▶ **Excerpts from an interface dataset**:
************

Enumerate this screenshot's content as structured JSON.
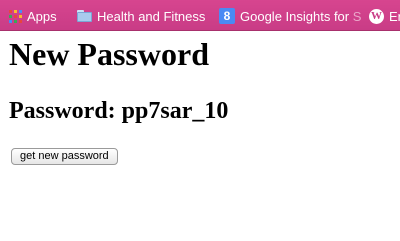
{
  "bookmarks": {
    "apps_label": "Apps",
    "health_label": "Health and Fitness",
    "google_label": "Google Insights for",
    "google_faded": "S",
    "google_icon_glyph": "8",
    "wp_label": "Er",
    "wp_icon_glyph": "W",
    "bar_color": "#c93c86",
    "apps_icon_colors": [
      "#e8453c",
      "#f9bb2d",
      "#4a8af4",
      "#3aa757",
      "#e8453c",
      "#f9bb2d",
      "#4a8af4",
      "#3aa757",
      "#e8453c"
    ]
  },
  "page": {
    "title": "New Password",
    "password_text": "Password: pp7sar_10",
    "button_label": "get new password"
  }
}
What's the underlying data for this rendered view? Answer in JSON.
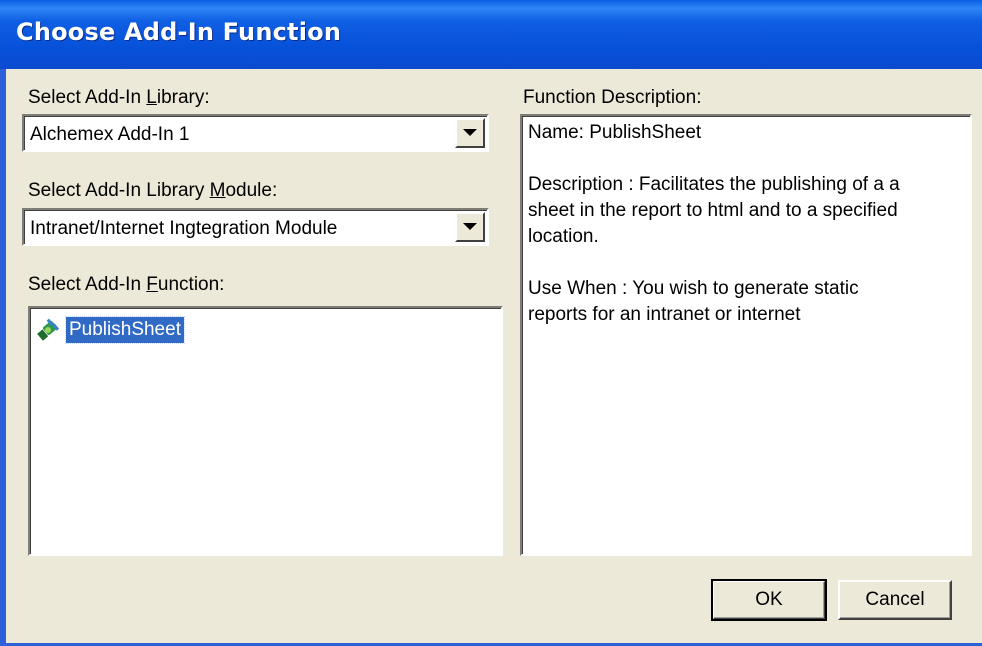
{
  "window": {
    "title": "Choose Add-In Function"
  },
  "library": {
    "label_pre": "Select Add-In ",
    "label_accel": "L",
    "label_post": "ibrary:",
    "value": "Alchemex Add-In 1"
  },
  "module": {
    "label_pre": "Select Add-In Library ",
    "label_accel": "M",
    "label_post": "odule:",
    "value": "Intranet/Internet Ingtegration Module"
  },
  "function": {
    "label_pre": "Select Add-In ",
    "label_accel": "F",
    "label_post": "unction:",
    "items": [
      {
        "label": "PublishSheet",
        "icon": "plug-icon",
        "selected": true
      }
    ]
  },
  "description": {
    "label": "Function Description:",
    "lines": [
      "Name: PublishSheet",
      "",
      "Description : Facilitates the publishing of a a",
      "sheet in the report to html and to a specified",
      "location.",
      "",
      "Use When : You wish to generate static",
      "reports for an intranet or internet"
    ]
  },
  "buttons": {
    "ok": "OK",
    "cancel": "Cancel"
  },
  "colors": {
    "titlebar": "#0751d9",
    "dialog_bg": "#ece9d8",
    "selection": "#316ac5"
  }
}
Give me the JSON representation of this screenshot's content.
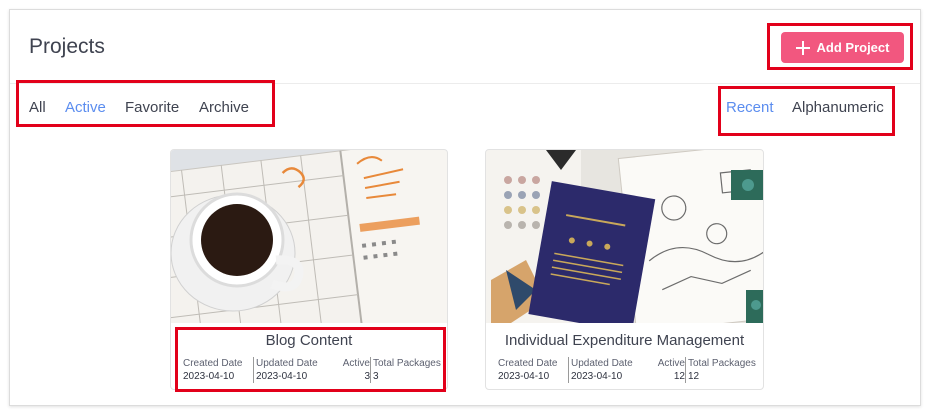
{
  "header": {
    "title": "Projects",
    "add_button_label": "Add Project"
  },
  "filters": {
    "tabs": [
      "All",
      "Active",
      "Favorite",
      "Archive"
    ],
    "selected": "Active"
  },
  "sort": {
    "options": [
      "Recent",
      "Alphanumeric"
    ],
    "selected": "Recent"
  },
  "projects": [
    {
      "name": "Blog Content",
      "created_label": "Created Date",
      "created": "2023-04-10",
      "updated_label": "Updated Date",
      "updated": "2023-04-10",
      "active_label": "Active",
      "active": "3",
      "packages_label": "Total Packages",
      "packages": "3"
    },
    {
      "name": "Individual Expenditure Management",
      "created_label": "Created Date",
      "created": "2023-04-10",
      "updated_label": "Updated Date",
      "updated": "2023-04-10",
      "active_label": "Active",
      "active": "12",
      "packages_label": "Total Packages",
      "packages": "12"
    }
  ],
  "colors": {
    "accent": "#f2577f",
    "active_tab": "#5b8def",
    "highlight": "#e2001a"
  }
}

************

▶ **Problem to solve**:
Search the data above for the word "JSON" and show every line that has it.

▶ **Exercise output**:
Enumerate this screenshot's content as structured JSON.
What's the underlying data for this rendered view? Answer in JSON.
Give me the JSON representation of this screenshot's content.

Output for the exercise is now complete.